[Web page and app entries]
-- Opening Marker --

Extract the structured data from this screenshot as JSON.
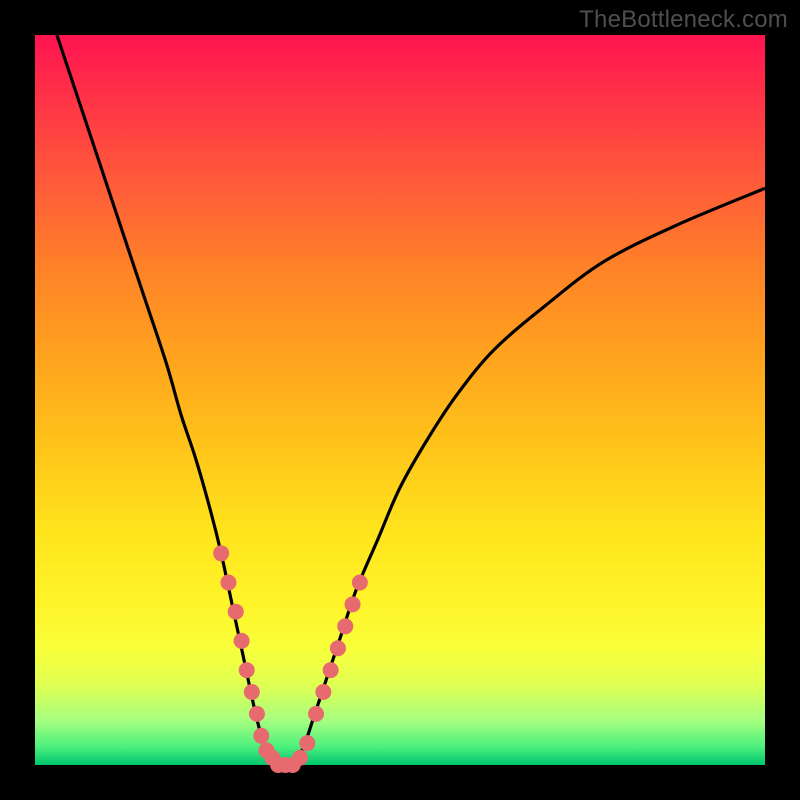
{
  "attribution": "TheBottleneck.com",
  "chart_data": {
    "type": "line",
    "title": "",
    "xlabel": "",
    "ylabel": "",
    "xlim": [
      0,
      100
    ],
    "ylim": [
      0,
      100
    ],
    "curve": {
      "name": "bottleneck-curve",
      "x": [
        3,
        6,
        9,
        12,
        15,
        18,
        20,
        22,
        24,
        25.5,
        27,
        28.5,
        30,
        31,
        32,
        33,
        34,
        35,
        36,
        37,
        38,
        40,
        42,
        44,
        47,
        50,
        54,
        58,
        63,
        70,
        78,
        88,
        100
      ],
      "y": [
        100,
        91,
        82,
        73,
        64,
        55,
        48,
        42,
        35,
        29,
        22,
        15,
        8,
        4,
        1,
        0,
        0,
        0,
        1,
        3,
        6,
        12,
        18,
        24,
        31,
        38,
        45,
        51,
        57,
        63,
        69,
        74,
        79
      ]
    },
    "markers": {
      "name": "dots",
      "x": [
        25.5,
        26.5,
        27.5,
        28.3,
        29,
        29.7,
        30.4,
        31,
        31.7,
        32.5,
        33.3,
        34.3,
        35.3,
        36.3,
        37.3,
        38.5,
        39.5,
        40.5,
        41.5,
        42.5,
        43.5,
        44.5
      ],
      "y": [
        29,
        25,
        21,
        17,
        13,
        10,
        7,
        4,
        2,
        1,
        0,
        0,
        0,
        1,
        3,
        7,
        10,
        13,
        16,
        19,
        22,
        25
      ],
      "color": "#e76a6f",
      "radius": 8
    },
    "gradient_stops": [
      {
        "pos": 0.0,
        "color": "#ff1450"
      },
      {
        "pos": 0.08,
        "color": "#ff3048"
      },
      {
        "pos": 0.2,
        "color": "#ff5a3a"
      },
      {
        "pos": 0.32,
        "color": "#ff8228"
      },
      {
        "pos": 0.44,
        "color": "#ffa31e"
      },
      {
        "pos": 0.56,
        "color": "#ffc31a"
      },
      {
        "pos": 0.68,
        "color": "#ffe41c"
      },
      {
        "pos": 0.78,
        "color": "#fff42a"
      },
      {
        "pos": 0.84,
        "color": "#f8ff3a"
      },
      {
        "pos": 0.89,
        "color": "#e0ff52"
      },
      {
        "pos": 0.94,
        "color": "#a4ff80"
      },
      {
        "pos": 0.975,
        "color": "#4cf07c"
      },
      {
        "pos": 1.0,
        "color": "#00c46e"
      }
    ]
  }
}
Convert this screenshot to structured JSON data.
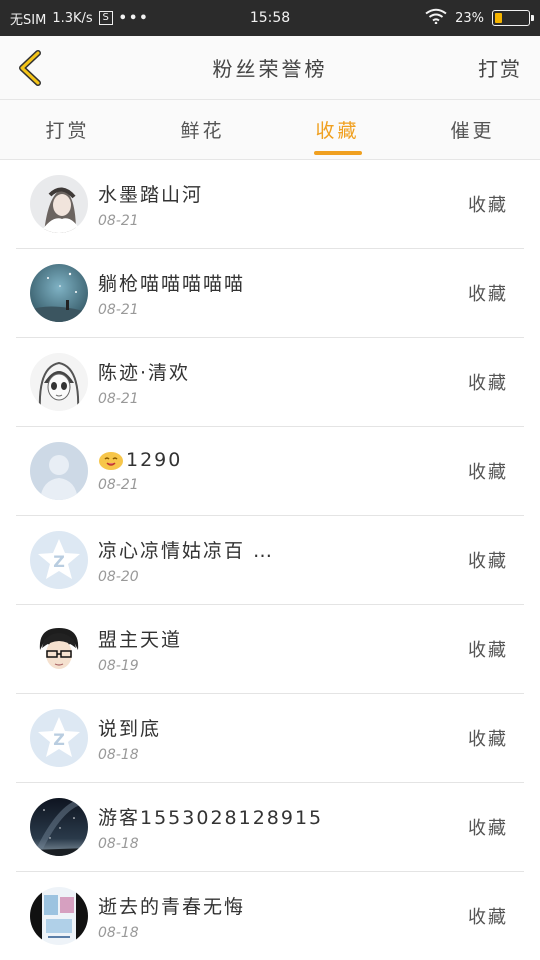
{
  "status_bar": {
    "carrier": "无SIM",
    "speed": "1.3K/s",
    "s_icon": "S",
    "dots": "•••",
    "time": "15:58",
    "battery_text": "23%",
    "battery_level": 0.23
  },
  "header": {
    "title": "粉丝荣誉榜",
    "action": "打赏"
  },
  "tabs": [
    {
      "label": "打赏"
    },
    {
      "label": "鲜花"
    },
    {
      "label": "收藏"
    },
    {
      "label": "催更"
    }
  ],
  "active_tab": "收藏",
  "colors": {
    "accent": "#f0a020",
    "statusbar": "#2b2b2b"
  },
  "rows": [
    {
      "name": "水墨踏山河",
      "date": "08-21",
      "action": "收藏",
      "avatar": "avatar-girl-ink"
    },
    {
      "name": "躺枪喵喵喵喵喵",
      "date": "08-21",
      "action": "收藏",
      "avatar": "avatar-blue-night"
    },
    {
      "name": "陈迹·清欢",
      "date": "08-21",
      "action": "收藏",
      "avatar": "avatar-sketch-girl"
    },
    {
      "name": "1290",
      "date": "08-21",
      "action": "收藏",
      "avatar": "avatar-default-person",
      "emoji": "smile-emoji"
    },
    {
      "name": "凉心凉情姑凉百 …",
      "date": "08-20",
      "action": "收藏",
      "avatar": "avatar-qq-default"
    },
    {
      "name": "盟主天道",
      "date": "08-19",
      "action": "收藏",
      "avatar": "avatar-anime-boy"
    },
    {
      "name": "说到底",
      "date": "08-18",
      "action": "收藏",
      "avatar": "avatar-qq-default"
    },
    {
      "name": "游客1553028128915",
      "date": "08-18",
      "action": "收藏",
      "avatar": "avatar-starry-sky"
    },
    {
      "name": "逝去的青春无悔",
      "date": "08-18",
      "action": "收藏",
      "avatar": "avatar-poster"
    }
  ]
}
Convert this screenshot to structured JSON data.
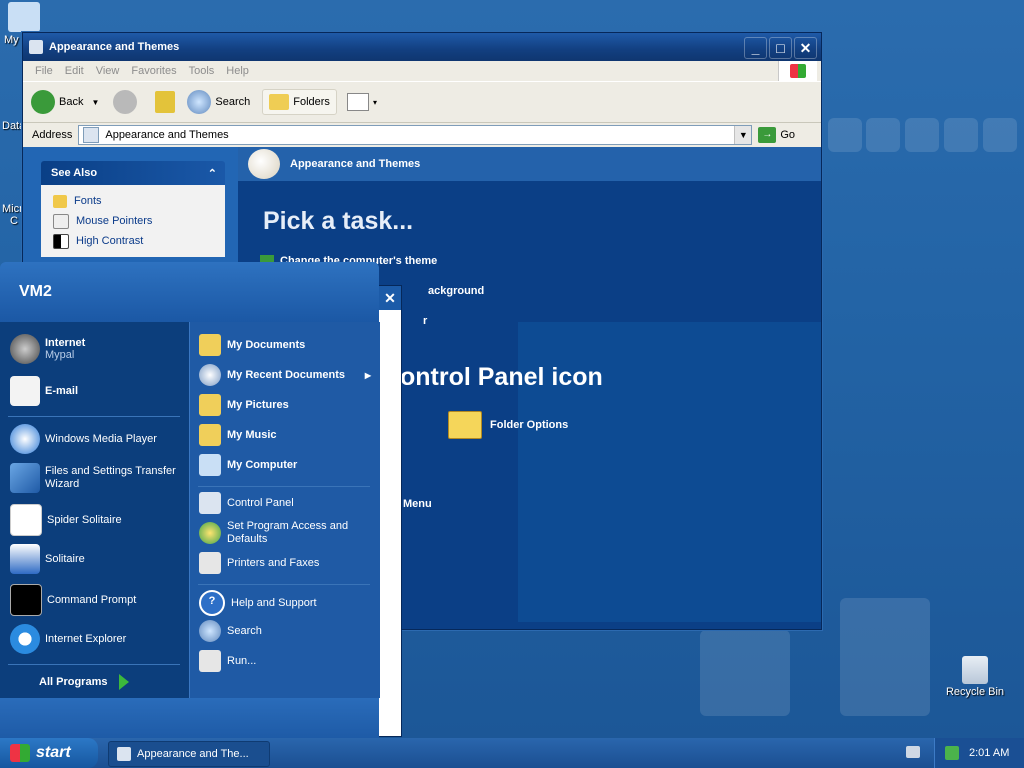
{
  "desktop": {
    "icons": [
      {
        "label": "My"
      },
      {
        "label": "Data"
      },
      {
        "label": "Micro C"
      },
      {
        "label": "Recycle Bin"
      }
    ]
  },
  "window": {
    "title": "Appearance and Themes",
    "menu": [
      "File",
      "Edit",
      "View",
      "Favorites",
      "Tools",
      "Help"
    ],
    "toolbar": {
      "back": "Back",
      "search": "Search",
      "folders": "Folders"
    },
    "address_label": "Address",
    "address_value": "Appearance and Themes",
    "go": "Go",
    "see_also": {
      "title": "See Also",
      "items": [
        "Fonts",
        "Mouse Pointers",
        "High Contrast"
      ]
    },
    "header": "Appearance and Themes",
    "pick_task": "Pick a task...",
    "tasks": [
      "Change the computer's theme",
      "ackground",
      "r"
    ],
    "cp_title": "ontrol Panel icon",
    "folder_options": "Folder Options",
    "menu_text": "Menu"
  },
  "start_menu": {
    "user": "VM2",
    "pinned": [
      {
        "label": "Internet",
        "sub": "Mypal"
      },
      {
        "label": "E-mail"
      }
    ],
    "recent": [
      "Windows Media Player",
      "Files and Settings Transfer Wizard",
      "Spider Solitaire",
      "Solitaire",
      "Command Prompt",
      "Internet Explorer"
    ],
    "all_programs": "All Programs",
    "right": {
      "places": [
        "My Documents",
        "My Recent Documents",
        "My Pictures",
        "My Music",
        "My Computer"
      ],
      "settings": [
        "Control Panel",
        "Set Program Access and Defaults",
        "Printers and Faxes"
      ],
      "help": [
        "Help and Support",
        "Search",
        "Run..."
      ]
    }
  },
  "taskbar": {
    "start": "start",
    "task": "Appearance and The...",
    "clock": "2:01 AM"
  }
}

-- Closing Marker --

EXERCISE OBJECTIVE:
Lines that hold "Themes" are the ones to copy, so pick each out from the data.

THE ANSWER:
    "title": "Appearance and Themes",
    "address_value": "Appearance and Themes",
    "header": "Appearance and Themes",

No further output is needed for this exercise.